Skip to main content
Michael Wehner
February 17, 2022

Focus on new faculty: Michael Wehner, devising ways for robots and people to work together

Written By: Adam Malecek


For anyone who has ever suffered a back injury while lifting something heavy, Michael Wehner’s research offers an exciting preview of a future where robots could assist humans with such tasks by helping carry the load, literally.

For his PhD dissertation at the University of California at Berkeley, Wehner developed a lower-extremity exoskeleton to assist people with lifting objects. He showed that the exoskeleton—a wearable robot—was able to reduce strain on users’ back muscles while they lifted boxes. Wehner says this technology could one day help reduce on-the-job injuries for warehouse workers.

Wehner’s research focuses on understanding how robots interact with their environment, including with humans. Ultimately, his goal is to devise ways for robots to interact with people safely and effectively.

The octobot
The octobot, an entirely soft robot. Credit: Harvard John A. Paulson School of Engineering and Applied Sciences.

“To take the field of robotics to the next level of progress, we need to get robots and people to cooperate with each other,” says Wehner, who joined the UW-Madison Department of Mechanical Engineering as an assistant professor in January 2022. “There is fundamentally a mismatch between the way robots behave and the way humans work. If you want a robot around people, the solution so far has been to make it small or slow, like a Roomba vacuum. I believe there is a lot of opportunity to create alternative methods for human-machine interaction to make inherently safe systems.”

Wehner is particularly interested in the emerging field of soft robotics. Unlike their rigid counterparts, soft robots are built out of elastomers, or rubbery materials, which allow them to bend, twist and change shape. These characteristics enable soft robots to interact much more seamlessly with their environment than traditional robots, making them useful for new applications. In the future, soft robots could assist with surgeries or help patients with rehabilitation after an injury, among other applications.

After earning his PhD, Wehner worked as a postdoctoral fellow at Harvard University, where he made key contributions to several major breakthroughs in soft robotics. He helped invent the first soft exosuit—a soft wearable robot that, in this case, helped increase the wearer’s endurance while walking. The low-profile exosuit actuated the wearer’s legs, providing extra support to the muscles as they moved.

“This technology has applications for the military, where it could give soldiers wearing the exosuit a little boost to push them forward as they walk, helping to reduce their fatigue,” Wehner says. “Assistive exosuits also have the potential to help patients suffering from stroke and multiple sclerosis to regain mobility.”

Then Wehner and his Harvard colleagues broke new ground in 2016 by creating the first autonomous, untethered, entirely soft robot–dubbed the octobot. The octopus-inspired robot had no electronics and was instead powered by chemical reactions controlled by microfluidics. Wehner was co-first author of the paper describing the octobot, which was published in the journal Nature on Aug 25, 2016, and garnered widespread media coverage.

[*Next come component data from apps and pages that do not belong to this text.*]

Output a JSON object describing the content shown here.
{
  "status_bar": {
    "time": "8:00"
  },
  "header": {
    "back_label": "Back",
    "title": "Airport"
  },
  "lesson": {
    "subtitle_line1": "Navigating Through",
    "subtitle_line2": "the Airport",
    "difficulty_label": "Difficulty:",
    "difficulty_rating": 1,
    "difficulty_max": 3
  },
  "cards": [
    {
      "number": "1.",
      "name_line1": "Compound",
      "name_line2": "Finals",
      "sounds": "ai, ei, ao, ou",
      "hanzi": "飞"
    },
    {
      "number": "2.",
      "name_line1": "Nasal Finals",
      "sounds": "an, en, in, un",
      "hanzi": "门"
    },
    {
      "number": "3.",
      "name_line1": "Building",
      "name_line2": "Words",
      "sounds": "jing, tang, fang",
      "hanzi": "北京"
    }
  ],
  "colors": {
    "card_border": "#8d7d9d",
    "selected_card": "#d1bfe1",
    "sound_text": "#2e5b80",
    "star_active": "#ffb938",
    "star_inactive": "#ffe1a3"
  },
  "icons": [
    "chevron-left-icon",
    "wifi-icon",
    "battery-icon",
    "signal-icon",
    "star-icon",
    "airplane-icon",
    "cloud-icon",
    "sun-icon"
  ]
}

Prior to joining UW-Madison, Wehner was an assistant professor in electrical and computer engineering at the University of California-Santa Cruz. He says UW-Madison’s outstanding reputation for research and education attracted him to the university.

“I’m really excited about all the potential for collaboration at UW-Madison,” he says. “With the expertise and resources at this university, there are excellent opportunities to really make an impact through research and education.”